JPMorgan To Develop Blockchain Payment Platform for Siemens
The US banking behemoth JPMorgan Chase has collaborated with the German industrial organization Siemens to build a blockchain platform for the group’s remittances, in what the two corporations claim to be the first ever use of blockchain technology in such an application. It focuses on the solutions that banks are attempting to develop for blockchain — a digital ledger system that documents and validates money transfers and supports cryptos including bitcoin — in order to extend automation to domains such as remittances.
As a result of the increasing adoption of payment methods such as pay pay – per – usage, Siemens believes that enhanced automation will be required to handle the surge in the quantum of payments that it anticipates.
“If the firm continues to operate in the same manner as it does now, I would conclude we are in good shape in terms of our treasury frame,” Siemens’ Heiko Nix, who is in charge of cash administration and payments, told the Financial Times. “we can automate a little piece and perhaps we can cut expenses and cash assignment. That’s not the purpose for why we are undertaking this endeavor. As a result of the evolving digital economy, we are experiencing a significant shift, and we will be unable to estimate cash flows, for illustration.”

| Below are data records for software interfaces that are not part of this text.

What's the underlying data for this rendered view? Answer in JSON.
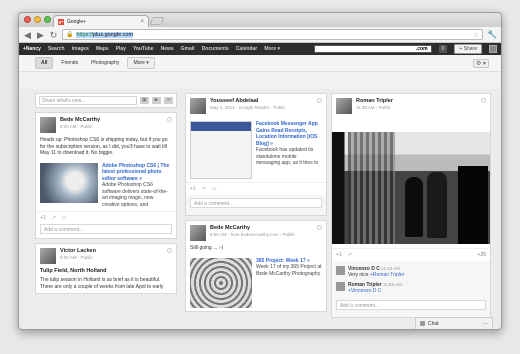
{
  "browser": {
    "tab_title": "Google+",
    "favicon_text": "g+",
    "url_prefix": "https://",
    "url_host": "plus.google.com"
  },
  "gbar": {
    "items": [
      "+Nancy",
      "Search",
      "Images",
      "Maps",
      "Play",
      "YouTube",
      "News",
      "Gmail",
      "Documents",
      "Calendar",
      "More ▾"
    ],
    "search_value": ".com",
    "notification_count": "0",
    "share_label": "+ Share"
  },
  "filters": {
    "chips": [
      "All",
      "Friends",
      "Photography",
      "More ▾"
    ]
  },
  "share": {
    "placeholder": "Share what's new..."
  },
  "posts": {
    "bede1": {
      "author": "Bede McCarthy",
      "meta": "8:00 AM  -  Public",
      "text": "Heads up: Photoshop CS6 is shipping today, but if you go for the subscription version, as I did, you'll have to wait till May 11 to download it. No biggie.",
      "link_title": "Adobe Photoshop CS6 | The latest professional photo editor software »",
      "link_desc": "Adobe Photoshop CS6 software delivers state-of-the-art imaging magic, new creative options, and",
      "plus_count": "+1",
      "comment_placeholder": "Add a comment..."
    },
    "victor": {
      "author": "Victor Lacken",
      "meta": "8:00 AM  -  Public",
      "title": "Tulip Field, North Holland",
      "text": "The tulip season in Holland is as brief as it is beautiful. There are only a couple of weeks from late April to early"
    },
    "yousseef": {
      "author": "Yousseef Abdelaal",
      "meta": "May 3, 2012  -  Google Reader  -  Public",
      "link_title": "Facebook Messenger App Gains Read Receipts, Location Information [iOS Blog] »",
      "link_desc": "Facebook has updated its standalone mobile messaging app, as it tries to",
      "plus_count": "+1",
      "comment_placeholder": "Add a comment..."
    },
    "bede2": {
      "author": "Bede McCarthy",
      "meta": "8:00 AM  -  from bedemccarthy.com  -  Public",
      "text": "Still going ... :-)",
      "link_title": "365 Project: Week 17 »",
      "link_desc": "Week 17 of my 365 Project at Bede McCarthy Photography"
    },
    "roman": {
      "author": "Roman Tripler",
      "meta": "11:39 AM  -  Public",
      "plus_count": "+1",
      "share_count": "+26",
      "comments": [
        {
          "name": "Vincenzo D C",
          "time": "11:43 AM",
          "text_prefix": "Very nice ",
          "mention": "+Roman Tripler"
        },
        {
          "name": "Roman Tripler",
          "time": "11:56 AM",
          "text_prefix": "",
          "mention": "+Vincenzo D C"
        }
      ],
      "comment_placeholder": "Add a comment..."
    }
  },
  "chat": {
    "label": "Chat"
  },
  "icons": {
    "back": "◀",
    "forward": "▶",
    "reload": "↻",
    "star": "☆",
    "wrench": "🔧",
    "gear": "⚙"
  },
  "colors": {
    "gbar_bg": "#2d2d2d",
    "link": "#3366cc",
    "url_green": "#1a7a1a"
  }
}
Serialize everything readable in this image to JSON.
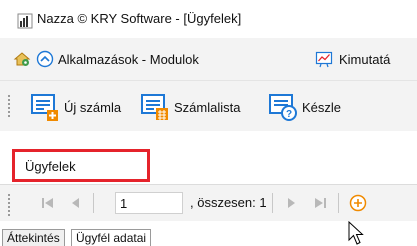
{
  "window": {
    "title": "Nazza © KRY Software - [Ügyfelek]",
    "app_icon": "bar-chart-app-icon"
  },
  "menubar": {
    "items": [
      {
        "label": "",
        "icon": "home-settings-icon"
      },
      {
        "label": "Alkalmazások - Modulok",
        "icon": "circle-up-chevron-icon"
      },
      {
        "label": "Kimutatá",
        "icon": "chart-report-icon"
      }
    ]
  },
  "toolbar": {
    "buttons": [
      {
        "label": "Új számla",
        "icon": "new-invoice-icon"
      },
      {
        "label": "Számlalista",
        "icon": "invoice-list-icon"
      },
      {
        "label": "Készle",
        "icon": "inventory-help-icon"
      }
    ]
  },
  "document_tab": {
    "label": "Ügyfelek",
    "highlight_color": "#e5232b"
  },
  "navigator": {
    "current_page": "1",
    "total_label": ", összesen: 1",
    "add_icon": "add-circle-icon",
    "add_color": "#f08a00"
  },
  "bottom_tabs": [
    {
      "label": "Áttekintés",
      "active": false
    },
    {
      "label": "Ügyfél adatai",
      "active": true
    }
  ],
  "colors": {
    "toolbar_bg": "#f3f3f3",
    "accent_blue": "#1e78d6",
    "accent_orange": "#f08a00"
  }
}
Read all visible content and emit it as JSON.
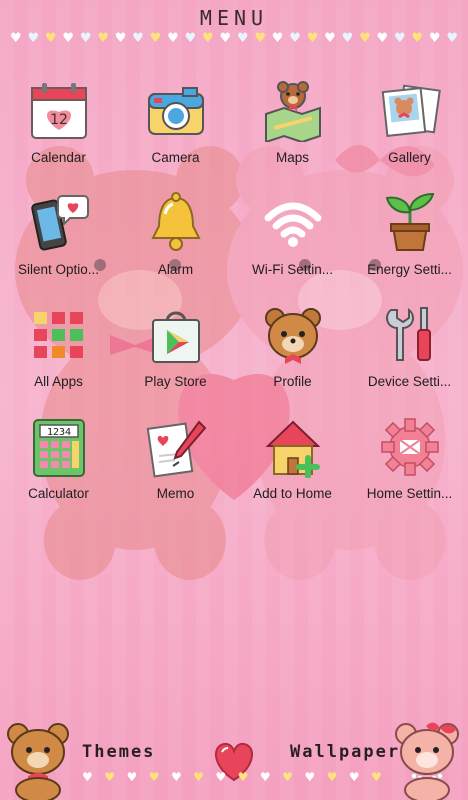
{
  "header": {
    "title": "MENU"
  },
  "apps": [
    {
      "label": "Calendar",
      "icon": "calendar-icon"
    },
    {
      "label": "Camera",
      "icon": "camera-icon"
    },
    {
      "label": "Maps",
      "icon": "maps-icon"
    },
    {
      "label": "Gallery",
      "icon": "gallery-icon"
    },
    {
      "label": "Silent Optio...",
      "icon": "silent-phone-icon"
    },
    {
      "label": "Alarm",
      "icon": "bell-icon"
    },
    {
      "label": "Wi-Fi Settin...",
      "icon": "wifi-icon"
    },
    {
      "label": "Energy Setti...",
      "icon": "plant-icon"
    },
    {
      "label": "All Apps",
      "icon": "grid-icon"
    },
    {
      "label": "Play Store",
      "icon": "play-store-bag-icon"
    },
    {
      "label": "Profile",
      "icon": "bear-face-icon"
    },
    {
      "label": "Device Setti...",
      "icon": "wrench-screwdriver-icon"
    },
    {
      "label": "Calculator",
      "icon": "calculator-icon"
    },
    {
      "label": "Memo",
      "icon": "memo-pencil-icon"
    },
    {
      "label": "Add to Home",
      "icon": "house-plus-icon"
    },
    {
      "label": "Home Settin...",
      "icon": "gear-icon"
    }
  ],
  "calendar_day": "12",
  "calculator_display": "1234",
  "dock": {
    "left_label": "Themes",
    "right_label": "Wallpapers"
  },
  "colors": {
    "background": "#f5a9c7",
    "accent_red": "#e8455a",
    "label": "#1e1e1e"
  }
}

The technology is being utilized to move money between Siemens’ internal accounts in a fully automated manner. It is presently only utilized for US dollar payments, but there are intentions to expand its usage to include euro transfers by the end of the year. The corporations refused to provide information on the number of payments that have been handled using the latest system to yet.
According to Naveen Mallela,chief of coin systems at Onyx, the framework, which was created with Siemens by JPMorgan’s blockchain subsidiary, Onyx, expands the usage of programmable transactions outside existing applications such as direct debits and written instructions. In Mallela’s opinion, the present framework lacks flexibility. “You need additional flexible rules or even more flexible actions,” he said.
However, JPMorgan has a queue of customers to whom it would want to provide the latest system, according to Mallela, who added that Siemens is the system’s initial cornerstone customer.A week back, HSBC and Wells Fargo announced an agreement to execute currency deals directly on blockchain, marking another step forward in the financial industry’s ambitions to integrate blockchain technology into their operations.